The Department of Enterprise, Trade and Employment is currently running a national advertising campaign promoting remote work post pandemic, providing guidance on working remotely, an employer checklist, as well as proposing legislative change on the right to request remote work.

The Department of Rural and Community Development, in its recently published Rural Development Strategy 2021-2025 ‘Our Rural Future’, highlighted remote work as having ‘the potential to be transformative for rural Ireland’.  Remote work will enable people to continue to live in rural areas, regardless of where their employer is based. Separately the Strategy notes that remote working hubs will enable remote working and support the revitalisation of rural towns. The development of a ‘national network of remote/co-working spaces and enterprise hubs’, see here, is an important element of the strategy which is being led by the WDC.

(3) Employer views

 In terms of remote work, we are still operating under Government guidance, however some have returned to offices and there is the prospect of a full return to the office in the Autumn.

In 2020, the WDC convened ‘an Expert Group’ to identify the opportunities, issues and challenges associated with remote work in a post pandemic environment.  Consultations with employers, employer representatives and trade unions all illustrated that the experience of remote work since the start of the pandemic in March 2020 has changed employer perceptions of remote work, see full report here.

Now that Government restrictions are being eased, the extent to which employers will support and implement long term changes in remote working will become apparent. It is likely that sectoral and regional differences will persist given the differences in occupational profile, but one can expect that the new normal will be significantly higher than that prevailed pre-pandemic.


Prior to the pandemic, telework and e-work were used to explain the practice of working remotely using technology. These work practices were largely seen as niche, limited to specific sectors particularly technology. The practice may have been extended to other roles and sectors (where the technology and role allowed) and was often not very visible, usually at the discretion of the employer, and on employee request.

The experience of remote working during the pandemic has shown (1) the technology has been tested and delivered, (2) employees appreciate the benefits and (3) employers too have realised some benefits. So, a continuous practice of remote working on a scale much greater than pre-pandemic is very likely.
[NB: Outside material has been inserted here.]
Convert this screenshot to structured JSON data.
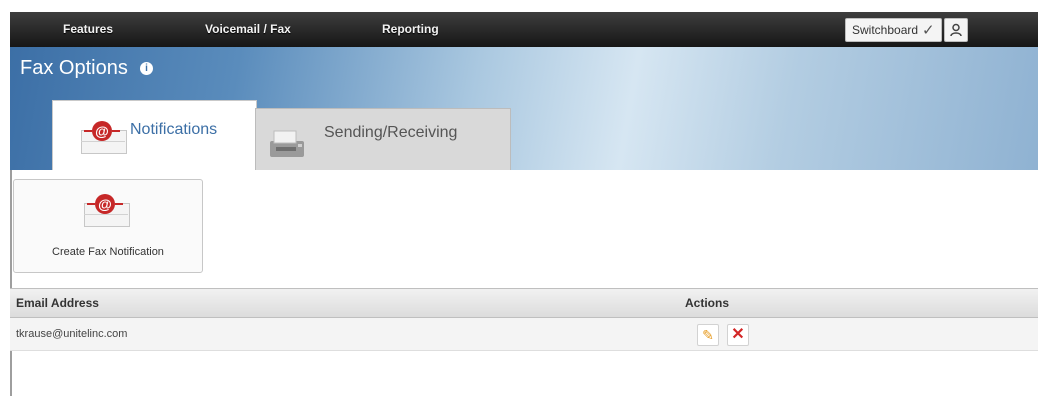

However, there are challenges which many are starting to grapple with. There are ongoing issues related to the pandemic such as the need for social distancing, as well as large scale preference for hybrid working mean that the logistics of managing who is working where and when is and will be a new challenge for many.

It is likely now that the real constraint to continued relatively high rates of remote working post pandemic will come down to employers and how they manage to introduce remote work practices with the support of Government policy. Many of these issues and challenges were discussed in detail in the Expert Group on Remote Working, see here. The WDC will continue to monitor trends and highlight issues in future blogposts.

Deirdre Frost

September 2021

The views expressed here are those of the author and do not necessarily represent or reflect the views of the WDC.


[1] Note, the LFS data in this blogpost is updated and revised slightly on the LFS data discussed in the previous blogpost.

[2] Nuts is an acronym for the EU Nomenclature of Territorial Units for Statistics. This classification was legally established by EU regulation No 1059/2003 in 2003. In Ireland it is classified hierarchically as Level 1 – Ireland, Level 2 – Regions and Level 3 – Regional Authorities.

[3] While the term used is remote work (rather than working from home), it is clear that the overwhelming preference is working from home.